We previously reported that the chronic inhibition of nitric oxide (NO) synthesis increases cardiac tissue angiotensin-converting enzyme expression and causes cardiac fibrosis in rats. However, the mechanisms are not known. Transforming growth factor-β (TGF-β) is a key molecule that is responsible for tissue fibrosis. The present study investigated the role of TGF-β in the pathogenesis of cardiac fibrosis. The development of cardiac fibrosis by oral administration of the NO synthesis inhibitor N(ω)-nitro-L-arginine methyl ester (L-NAME) to normal rats was preceded by increases in mRNA levels of cardiac TGF-β1 and extracellular matrix (ECM) proteins. TGF-β immunoreactivity was increased in the areas of fibrosis. Treatment with a specific angiotensin II type I receptor antagonist, but not with hydralazine, completely prevented the L-NAME-induced increases in the gene expression of TGF-β1 and ECM proteins and also prevented cardiac fibrosis. Intraperitoneal injection of neutralizing antibody against TGF-β did not affect the L-NAME-induced increase in TGF-β1 mRNA levels but prevented an increase in the mRNA levels of ECM protein. These results suggest that the early induction of TGF-β via the angiotensin II type 1 receptor plays a major role in the development of cardiac fibrosis in this model.
- Angiotensin II

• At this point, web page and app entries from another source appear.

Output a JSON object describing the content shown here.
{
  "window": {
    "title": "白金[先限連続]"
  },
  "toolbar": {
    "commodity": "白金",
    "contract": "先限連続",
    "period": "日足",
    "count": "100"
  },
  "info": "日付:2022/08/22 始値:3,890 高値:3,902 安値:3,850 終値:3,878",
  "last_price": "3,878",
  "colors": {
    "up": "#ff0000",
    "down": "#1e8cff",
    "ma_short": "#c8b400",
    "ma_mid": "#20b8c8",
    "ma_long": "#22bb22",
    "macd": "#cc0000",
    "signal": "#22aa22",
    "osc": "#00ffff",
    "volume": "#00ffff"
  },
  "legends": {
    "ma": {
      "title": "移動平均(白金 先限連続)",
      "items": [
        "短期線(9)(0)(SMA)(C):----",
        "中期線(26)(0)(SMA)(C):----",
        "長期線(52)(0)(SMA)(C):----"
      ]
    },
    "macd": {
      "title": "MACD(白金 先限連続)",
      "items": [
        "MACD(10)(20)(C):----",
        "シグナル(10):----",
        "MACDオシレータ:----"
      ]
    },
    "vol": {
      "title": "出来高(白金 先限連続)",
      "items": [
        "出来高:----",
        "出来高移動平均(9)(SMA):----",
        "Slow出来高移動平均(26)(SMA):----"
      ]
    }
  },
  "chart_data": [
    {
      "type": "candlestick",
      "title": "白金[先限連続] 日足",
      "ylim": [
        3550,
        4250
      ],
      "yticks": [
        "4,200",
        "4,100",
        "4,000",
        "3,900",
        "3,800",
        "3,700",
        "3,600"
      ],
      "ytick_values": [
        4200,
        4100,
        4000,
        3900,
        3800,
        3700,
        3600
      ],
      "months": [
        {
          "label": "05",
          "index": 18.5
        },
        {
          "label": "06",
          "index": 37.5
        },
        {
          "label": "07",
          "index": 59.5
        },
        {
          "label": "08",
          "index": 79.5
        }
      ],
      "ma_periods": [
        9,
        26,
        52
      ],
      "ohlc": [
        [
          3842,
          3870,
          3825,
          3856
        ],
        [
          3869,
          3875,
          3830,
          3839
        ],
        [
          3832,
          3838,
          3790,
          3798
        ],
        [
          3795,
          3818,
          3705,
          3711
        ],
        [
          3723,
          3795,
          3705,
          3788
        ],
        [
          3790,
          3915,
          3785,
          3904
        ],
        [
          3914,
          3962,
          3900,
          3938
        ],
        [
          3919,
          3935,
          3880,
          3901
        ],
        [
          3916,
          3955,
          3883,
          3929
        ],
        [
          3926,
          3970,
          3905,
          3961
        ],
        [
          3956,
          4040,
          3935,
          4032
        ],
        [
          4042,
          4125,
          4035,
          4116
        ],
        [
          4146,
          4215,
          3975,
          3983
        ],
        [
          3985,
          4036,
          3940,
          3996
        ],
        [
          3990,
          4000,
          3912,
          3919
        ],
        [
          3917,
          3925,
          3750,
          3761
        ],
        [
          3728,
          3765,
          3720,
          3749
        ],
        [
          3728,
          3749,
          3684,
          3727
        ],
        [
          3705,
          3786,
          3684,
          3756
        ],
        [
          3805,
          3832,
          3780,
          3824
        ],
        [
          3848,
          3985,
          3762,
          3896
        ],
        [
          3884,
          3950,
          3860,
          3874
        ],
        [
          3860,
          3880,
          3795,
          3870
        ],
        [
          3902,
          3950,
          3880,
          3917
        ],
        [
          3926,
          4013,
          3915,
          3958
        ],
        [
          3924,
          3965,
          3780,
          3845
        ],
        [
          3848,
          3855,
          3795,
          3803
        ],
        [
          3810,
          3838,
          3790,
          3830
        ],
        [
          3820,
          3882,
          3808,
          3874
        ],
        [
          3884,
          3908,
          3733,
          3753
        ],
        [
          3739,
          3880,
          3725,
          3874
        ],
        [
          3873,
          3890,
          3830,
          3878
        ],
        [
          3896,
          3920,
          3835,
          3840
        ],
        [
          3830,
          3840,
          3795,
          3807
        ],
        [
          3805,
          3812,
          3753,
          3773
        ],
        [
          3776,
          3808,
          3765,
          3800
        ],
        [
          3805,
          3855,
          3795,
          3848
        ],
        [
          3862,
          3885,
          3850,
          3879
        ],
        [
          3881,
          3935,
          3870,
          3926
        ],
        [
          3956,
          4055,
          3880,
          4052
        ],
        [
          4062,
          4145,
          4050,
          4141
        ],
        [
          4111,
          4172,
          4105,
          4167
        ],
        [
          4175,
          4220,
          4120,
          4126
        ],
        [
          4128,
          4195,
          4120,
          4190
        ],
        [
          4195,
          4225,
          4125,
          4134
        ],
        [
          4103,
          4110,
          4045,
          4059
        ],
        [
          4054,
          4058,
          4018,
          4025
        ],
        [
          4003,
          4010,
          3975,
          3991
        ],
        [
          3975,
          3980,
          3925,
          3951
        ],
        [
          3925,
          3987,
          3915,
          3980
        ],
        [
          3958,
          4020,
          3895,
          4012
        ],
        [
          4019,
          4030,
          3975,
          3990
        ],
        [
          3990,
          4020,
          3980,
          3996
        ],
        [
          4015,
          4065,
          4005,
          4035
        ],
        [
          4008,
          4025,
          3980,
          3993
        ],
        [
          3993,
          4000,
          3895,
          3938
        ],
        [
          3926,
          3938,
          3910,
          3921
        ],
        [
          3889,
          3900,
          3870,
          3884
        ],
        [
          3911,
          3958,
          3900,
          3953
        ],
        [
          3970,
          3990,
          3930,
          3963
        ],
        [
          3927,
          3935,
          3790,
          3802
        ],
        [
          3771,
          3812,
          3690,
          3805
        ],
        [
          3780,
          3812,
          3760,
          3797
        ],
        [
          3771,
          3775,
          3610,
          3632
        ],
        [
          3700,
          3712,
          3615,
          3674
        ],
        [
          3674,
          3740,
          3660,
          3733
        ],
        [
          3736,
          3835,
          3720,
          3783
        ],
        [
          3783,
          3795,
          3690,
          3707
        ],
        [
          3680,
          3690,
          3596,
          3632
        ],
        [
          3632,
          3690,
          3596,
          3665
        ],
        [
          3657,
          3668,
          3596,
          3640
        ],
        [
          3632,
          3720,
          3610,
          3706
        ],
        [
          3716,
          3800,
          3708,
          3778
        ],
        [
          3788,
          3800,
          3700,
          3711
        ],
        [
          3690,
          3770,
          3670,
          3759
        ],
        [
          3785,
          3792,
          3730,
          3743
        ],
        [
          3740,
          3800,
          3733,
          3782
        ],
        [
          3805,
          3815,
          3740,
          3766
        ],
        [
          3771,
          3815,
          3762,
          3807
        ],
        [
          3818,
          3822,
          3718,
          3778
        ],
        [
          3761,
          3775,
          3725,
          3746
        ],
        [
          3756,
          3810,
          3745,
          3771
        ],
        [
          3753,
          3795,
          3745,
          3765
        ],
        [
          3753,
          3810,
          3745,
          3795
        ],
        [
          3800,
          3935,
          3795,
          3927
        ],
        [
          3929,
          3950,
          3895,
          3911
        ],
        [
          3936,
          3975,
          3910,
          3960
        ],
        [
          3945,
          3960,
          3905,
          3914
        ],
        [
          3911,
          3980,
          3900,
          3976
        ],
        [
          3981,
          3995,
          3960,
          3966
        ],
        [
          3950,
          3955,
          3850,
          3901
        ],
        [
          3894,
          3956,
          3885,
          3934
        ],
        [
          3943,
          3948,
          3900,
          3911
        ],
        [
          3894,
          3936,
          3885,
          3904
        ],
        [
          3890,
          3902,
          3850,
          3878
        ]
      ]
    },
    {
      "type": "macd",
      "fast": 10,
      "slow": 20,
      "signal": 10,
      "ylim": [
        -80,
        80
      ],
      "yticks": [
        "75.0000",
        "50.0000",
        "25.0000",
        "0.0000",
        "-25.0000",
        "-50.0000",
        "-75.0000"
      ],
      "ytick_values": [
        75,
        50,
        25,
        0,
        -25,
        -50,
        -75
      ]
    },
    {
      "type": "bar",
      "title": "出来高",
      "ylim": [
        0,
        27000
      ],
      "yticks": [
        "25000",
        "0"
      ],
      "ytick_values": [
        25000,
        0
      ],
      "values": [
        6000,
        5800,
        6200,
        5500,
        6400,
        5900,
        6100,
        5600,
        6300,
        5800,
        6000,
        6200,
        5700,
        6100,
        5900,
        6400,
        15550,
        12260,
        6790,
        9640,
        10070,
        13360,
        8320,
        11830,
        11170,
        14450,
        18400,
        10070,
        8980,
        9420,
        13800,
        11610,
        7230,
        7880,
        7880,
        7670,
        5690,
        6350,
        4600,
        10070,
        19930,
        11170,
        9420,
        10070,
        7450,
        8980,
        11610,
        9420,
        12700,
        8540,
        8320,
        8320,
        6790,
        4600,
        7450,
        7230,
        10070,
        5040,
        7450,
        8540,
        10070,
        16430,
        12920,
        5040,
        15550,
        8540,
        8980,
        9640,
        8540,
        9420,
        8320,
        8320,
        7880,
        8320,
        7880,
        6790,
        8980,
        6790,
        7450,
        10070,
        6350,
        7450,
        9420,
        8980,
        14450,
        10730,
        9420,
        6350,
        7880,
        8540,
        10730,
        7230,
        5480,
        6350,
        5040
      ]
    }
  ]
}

- Endothelium-derived relaxing factor
- Growth substances
ASJC Scopus subject areas
- Internal Medicine